Introduction and Annotations: Michael J. Pettid
Korea Research Monograph 33
2009. 135 pp.
This early-seventeenth-century novel follows the winding path of a secret love affair and the difficulties the court lady and the poet-scholar encounter in attempting to realize their romantic dreams. According to Pettid, "The novel holds all the elements needed for a truly captivating story: love, treachery, heartbreak, danger, and friendship." It is also an excellent character study of divergent personalities ranging from a rival to the throne to a lowly slave. Unyŏng-jŏn is especially noteworthy for its female narrative voice, which made the novel very popular among women of the time and has prompted many to ask whether the anonymous author was, in fact, a woman. Pettid addresses this question and others in his introduction and analysis that aid the modern English-speaking reader in understanding the work.

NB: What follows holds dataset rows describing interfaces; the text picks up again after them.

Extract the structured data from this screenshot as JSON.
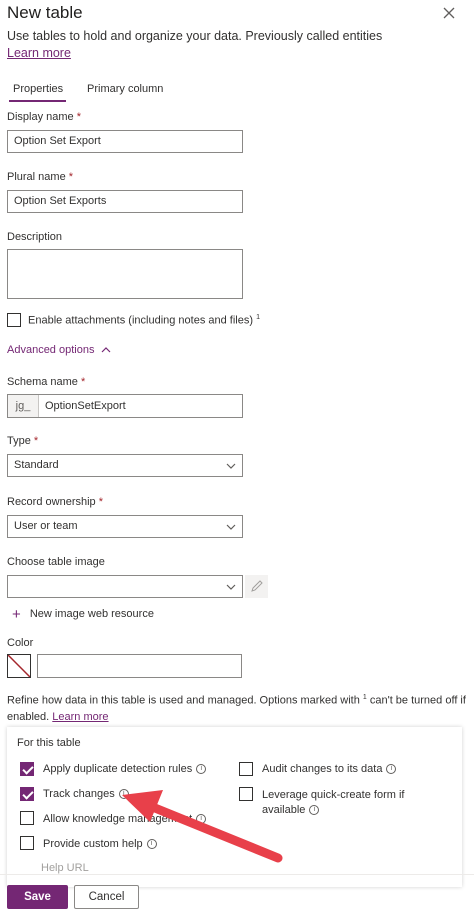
{
  "header": {
    "title": "New table",
    "subtitle": "Use tables to hold and organize your data. Previously called entities",
    "learn_more": "Learn more"
  },
  "tabs": [
    {
      "label": "Properties",
      "selected": true
    },
    {
      "label": "Primary column",
      "selected": false
    }
  ],
  "form": {
    "display_name": {
      "label": "Display name",
      "required": "*",
      "value": "Option Set Export"
    },
    "plural_name": {
      "label": "Plural name",
      "required": "*",
      "value": "Option Set Exports"
    },
    "description": {
      "label": "Description",
      "value": ""
    },
    "enable_attachments": {
      "label": "Enable attachments (including notes and files)",
      "footnote": "1",
      "checked": false
    },
    "advanced_options": {
      "label": "Advanced options",
      "expanded": true
    },
    "schema_name": {
      "label": "Schema name",
      "required": "*",
      "prefix": "jg_",
      "value": "OptionSetExport"
    },
    "type": {
      "label": "Type",
      "required": "*",
      "value": "Standard"
    },
    "record_ownership": {
      "label": "Record ownership",
      "required": "*",
      "value": "User or team"
    },
    "table_image": {
      "label": "Choose table image",
      "value": "",
      "new_resource": "New image web resource"
    },
    "color": {
      "label": "Color",
      "value": ""
    },
    "refine_text": "Refine how data in this table is used and managed. Options marked with",
    "refine_footnote": "1",
    "refine_text_2": "can't be turned off if enabled.",
    "refine_learn_more": "Learn more"
  },
  "for_this_table": {
    "heading": "For this table",
    "left": [
      {
        "label": "Apply duplicate detection rules",
        "checked": true
      },
      {
        "label": "Track changes",
        "checked": true
      },
      {
        "label": "Allow knowledge management",
        "checked": false
      },
      {
        "label": "Provide custom help",
        "checked": false
      }
    ],
    "right": [
      {
        "label": "Audit changes to its data",
        "checked": false
      },
      {
        "label": "Leverage quick-create form if",
        "label2": "available",
        "checked": false
      }
    ],
    "help_url": "Help URL"
  },
  "footer": {
    "save": "Save",
    "cancel": "Cancel"
  },
  "colors": {
    "accent": "#742774",
    "required": "#a4262c",
    "arrow": "#e8404a"
  }
}
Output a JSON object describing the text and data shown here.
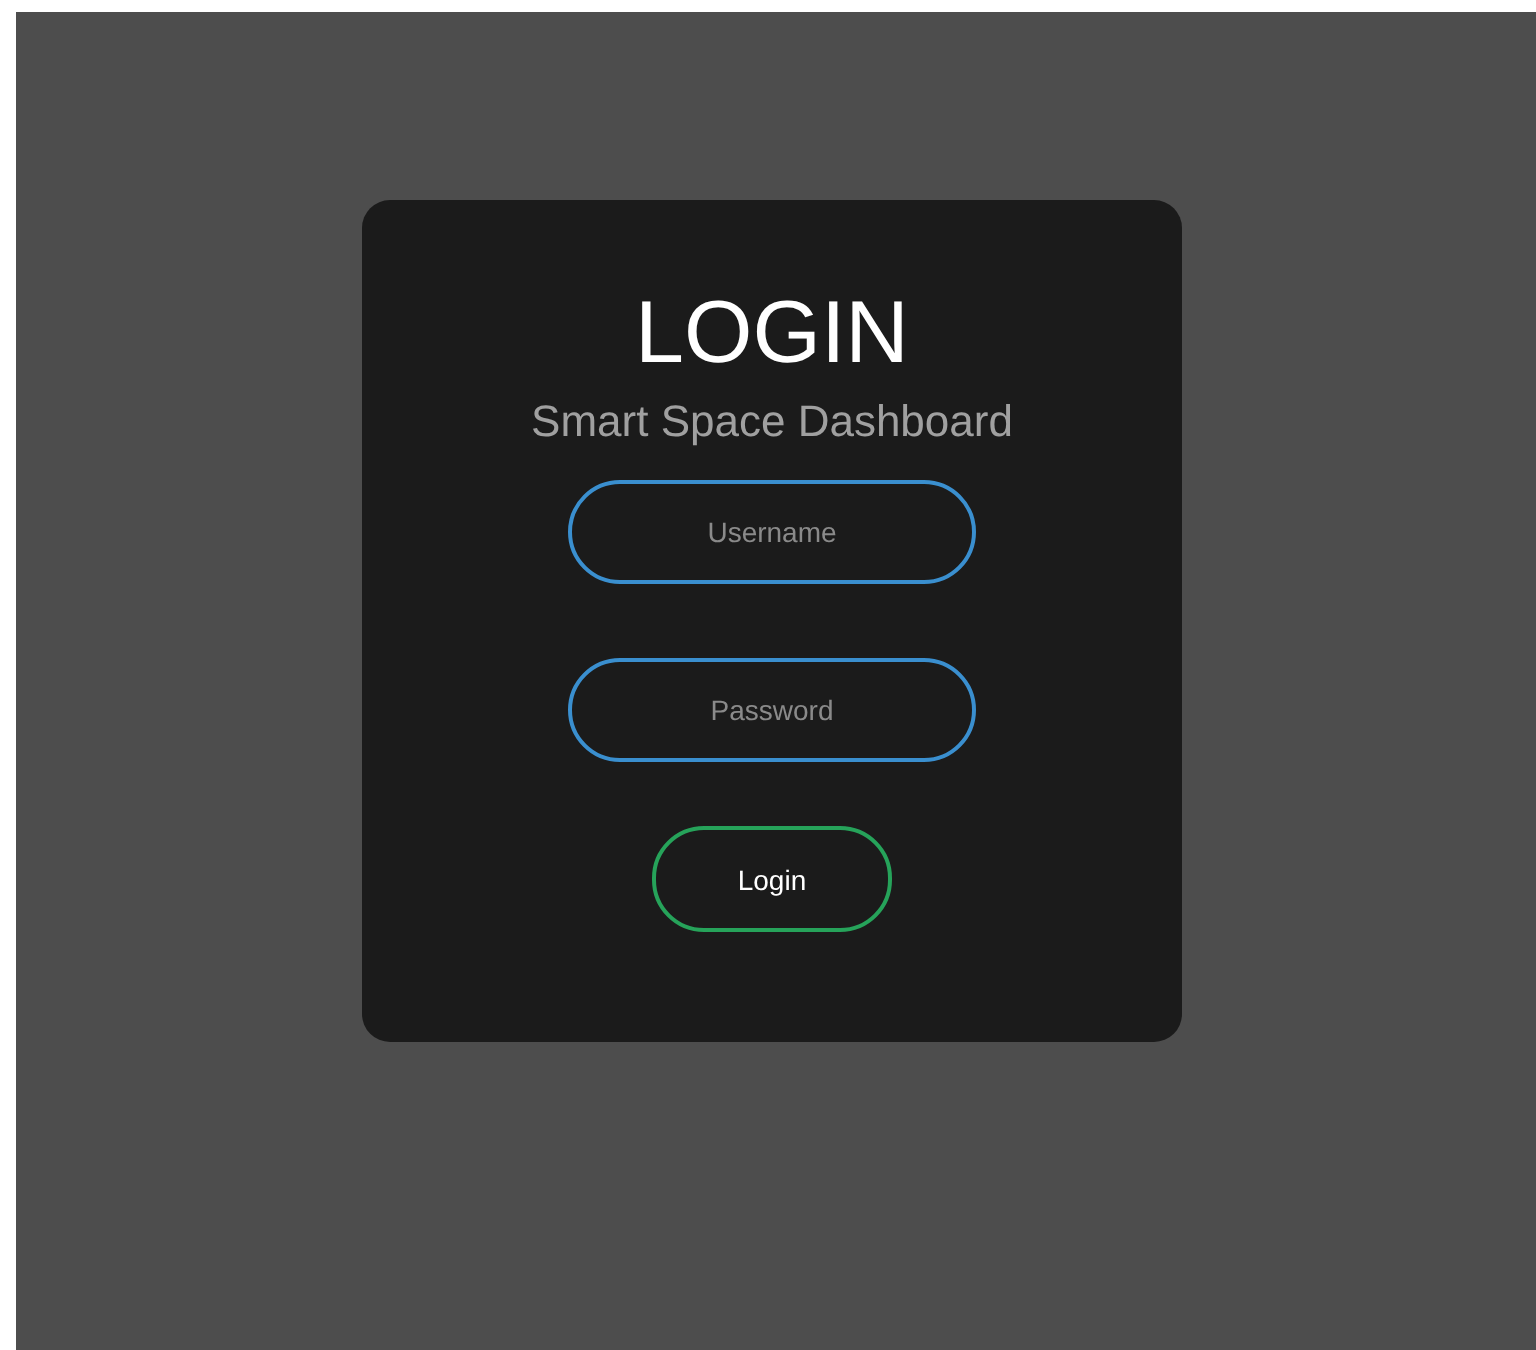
{
  "login_card": {
    "title": "LOGIN",
    "subtitle": "Smart Space Dashboard",
    "fields": [
      {
        "placeholder": "Username"
      },
      {
        "placeholder": "Password"
      }
    ],
    "button": "Login"
  }
}
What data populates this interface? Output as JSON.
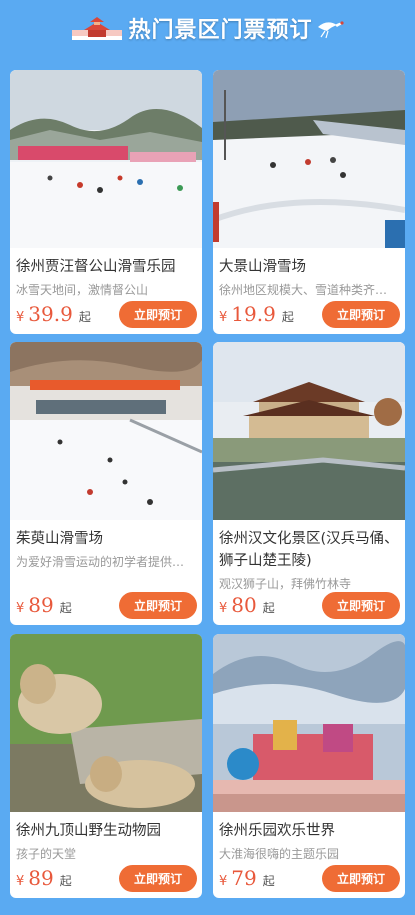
{
  "header": {
    "title": "热门景区门票预订"
  },
  "colors": {
    "background": "#5aaaf2",
    "price": "#e8583b",
    "button": "#ef6c35"
  },
  "cards": [
    {
      "name": "徐州贾汪督公山滑雪乐园",
      "desc": "冰雪天地间，激情督公山",
      "currency": "¥",
      "price": "39.9",
      "unit": "起",
      "button": "立即预订"
    },
    {
      "name": "大景山滑雪场",
      "desc": "徐州地区规模大、雪道种类齐全的滑雪场",
      "currency": "¥",
      "price": "19.9",
      "unit": "起",
      "button": "立即预订"
    },
    {
      "name": "茱萸山滑雪场",
      "desc": "为爱好滑雪运动的初学者提供了良好的场地",
      "currency": "¥",
      "price": "89",
      "unit": "起",
      "button": "立即预订"
    },
    {
      "name": "徐州汉文化景区(汉兵马俑、狮子山楚王陵)",
      "desc": "观汉狮子山，拜佛竹林寺",
      "currency": "¥",
      "price": "80",
      "unit": "起",
      "button": "立即预订"
    },
    {
      "name": "徐州九顶山野生动物园",
      "desc": "孩子的天堂",
      "currency": "¥",
      "price": "89",
      "unit": "起",
      "button": "立即预订"
    },
    {
      "name": "徐州乐园欢乐世界",
      "desc": "大淮海很嗨的主题乐园",
      "currency": "¥",
      "price": "79",
      "unit": "起",
      "button": "立即预订"
    }
  ]
}
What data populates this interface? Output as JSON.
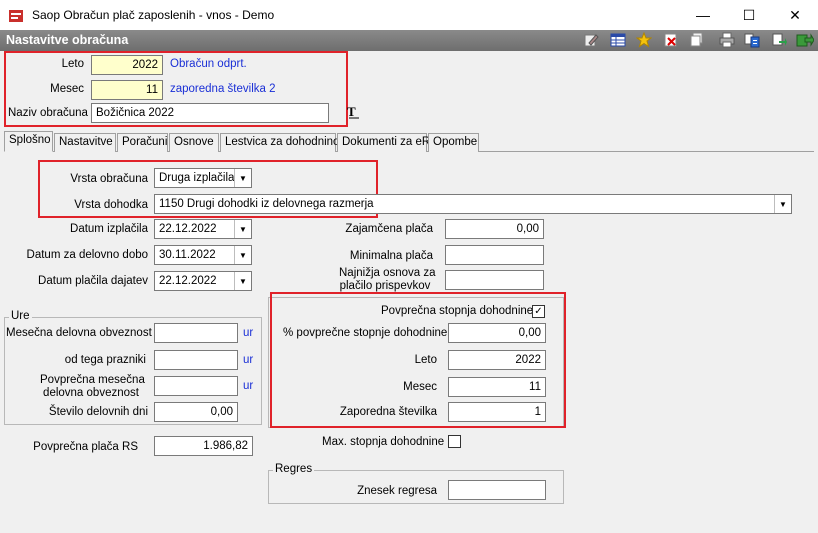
{
  "window": {
    "title": "Saop Obračun plač zaposlenih - vnos - Demo",
    "min": "—",
    "max": "☐",
    "close": "✕"
  },
  "header": {
    "title": "Nastavitve obračuna"
  },
  "toolbar_icons": [
    "edit-icon",
    "table-icon",
    "star-icon",
    "delete-icon",
    "copy-icon",
    "print-icon",
    "export-icon",
    "exit-icon"
  ],
  "top": {
    "leto_label": "Leto",
    "leto_value": "2022",
    "leto_note": "Obračun odprt.",
    "mesec_label": "Mesec",
    "mesec_value": "11",
    "mesec_note": "zaporedna številka 2",
    "naziv_label": "Naziv obračuna",
    "naziv_value": "Božičnica 2022"
  },
  "tabs": [
    "Splošno",
    "Nastavitve",
    "Poračuni",
    "Osnove",
    "Lestvica za dohodnino",
    "Dokumenti za eR",
    "Opombe"
  ],
  "general": {
    "vrsta_obracuna_label": "Vrsta obračuna",
    "vrsta_obracuna_value": "Druga izplačila",
    "vrsta_dohodka_label": "Vrsta dohodka",
    "vrsta_dohodka_value": "1150  Drugi dohodki iz delovnega razmerja",
    "datum_izplacila_label": "Datum izplačila",
    "datum_izplacila_value": "22.12.2022",
    "datum_delovno_label": "Datum za delovno dobo",
    "datum_delovno_value": "30.11.2022",
    "datum_dajatev_label": "Datum plačila dajatev",
    "datum_dajatev_value": "22.12.2022",
    "zajamcena_label": "Zajamčena plača",
    "zajamcena_value": "0,00",
    "minimalna_label": "Minimalna plača",
    "minimalna_value": "",
    "najnizja_label_1": "Najnižja osnova za",
    "najnizja_label_2": "plačilo prispevkov",
    "najnizja_value": ""
  },
  "ure": {
    "title": "Ure",
    "mesecna_label": "Mesečna delovna obveznost",
    "mesecna_value": "",
    "prazniki_label": "od tega prazniki",
    "prazniki_value": "",
    "povprecna_label_1": "Povprečna mesečna",
    "povprecna_label_2": "delovna obveznost",
    "povprecna_value": "",
    "dni_label": "Število delovnih dni",
    "dni_value": "0,00",
    "unit": "ur"
  },
  "placa_rs": {
    "label": "Povprečna plača RS",
    "value": "1.986,82"
  },
  "dohodnina": {
    "checkbox_label": "Povprečna stopnja dohodnine",
    "checkbox_mark": "✓",
    "pct_label": "% povprečne stopnje dohodnine",
    "pct_value": "0,00",
    "leto_label": "Leto",
    "leto_value": "2022",
    "mesec_label": "Mesec",
    "mesec_value": "11",
    "zap_label": "Zaporedna številka",
    "zap_value": "1",
    "max_label": "Max. stopnja dohodnine",
    "max_mark": ""
  },
  "regres": {
    "title": "Regres",
    "label": "Znesek regresa",
    "value": ""
  },
  "colors": {
    "highlight": "#e0222a",
    "note": "#1a2fd6",
    "yellow_field": "#ffffcc"
  }
}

Michael J. Pettid is an associate professor of Korean and Korean Literature at Binghamton University (SUNY) in the Department of Asian and Asian American Studies and a former postdoctoral scholar at Berkeley.
Acknowledgments — vii
1. Introduction — 1
2. Historical Backdrop — 6
3. Unyŏng-jŏn: An Analysis of a Seventeenth-century Novel — 26
4. Chosŏn Society as Revealed in Unyŏng-jŏn — 57
5. Unyŏng-jŏn: The Translation — 64
Character Glossary — 113
Bibliography — 120
Index — 128